§ **EXERCISE REQUIREMENTS**
Write the data out again exactly and in full.
--- RECORDS TO USE Enclosed Below ---
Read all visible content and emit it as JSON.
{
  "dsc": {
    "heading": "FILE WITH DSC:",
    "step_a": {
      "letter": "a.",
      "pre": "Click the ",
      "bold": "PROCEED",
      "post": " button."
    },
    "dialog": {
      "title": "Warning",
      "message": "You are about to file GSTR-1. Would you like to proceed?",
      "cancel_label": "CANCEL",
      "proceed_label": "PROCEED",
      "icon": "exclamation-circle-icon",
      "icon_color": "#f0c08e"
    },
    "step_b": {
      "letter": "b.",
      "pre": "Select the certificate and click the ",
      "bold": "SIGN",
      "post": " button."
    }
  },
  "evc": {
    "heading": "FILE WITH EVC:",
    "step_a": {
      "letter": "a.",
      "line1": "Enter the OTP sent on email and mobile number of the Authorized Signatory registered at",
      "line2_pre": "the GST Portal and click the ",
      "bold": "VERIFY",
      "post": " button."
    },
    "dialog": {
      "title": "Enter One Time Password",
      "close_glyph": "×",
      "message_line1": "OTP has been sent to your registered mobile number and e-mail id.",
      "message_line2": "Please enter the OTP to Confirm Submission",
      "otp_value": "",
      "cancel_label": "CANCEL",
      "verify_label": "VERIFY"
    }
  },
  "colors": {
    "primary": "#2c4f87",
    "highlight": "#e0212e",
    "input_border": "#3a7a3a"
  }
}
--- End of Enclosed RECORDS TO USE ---
§ **RESPONSE BELOW**
Read all visible content and emit it as JSON.
{
  "dsc": {
    "heading": "FILE WITH DSC:",
    "step_a": {
      "letter": "a.",
      "pre": "Click the ",
      "bold": "PROCEED",
      "post": " button."
    },
    "dialog": {
      "title": "Warning",
      "message": "You are about to file GSTR-1. Would you like to proceed?",
      "cancel_label": "CANCEL",
      "proceed_label": "PROCEED",
      "icon": "exclamation-circle-icon",
      "icon_color": "#f0c08e"
    },
    "step_b": {
      "letter": "b.",
      "pre": "Select the certificate and click the ",
      "bold": "SIGN",
      "post": " button."
    }
  },
  "evc": {
    "heading": "FILE WITH EVC:",
    "step_a": {
      "letter": "a.",
      "line1": "Enter the OTP sent on email and mobile number of the Authorized Signatory registered at",
      "line2_pre": "the GST Portal and click the ",
      "bold": "VERIFY",
      "post": " button."
    },
    "dialog": {
      "title": "Enter One Time Password",
      "close_glyph": "×",
      "message_line1": "OTP has been sent to your registered mobile number and e-mail id.",
      "message_line2": "Please enter the OTP to Confirm Submission",
      "otp_value": "",
      "cancel_label": "CANCEL",
      "verify_label": "VERIFY"
    }
  },
  "colors": {
    "primary": "#2c4f87",
    "highlight": "#e0212e",
    "input_border": "#3a7a3a"
  }
}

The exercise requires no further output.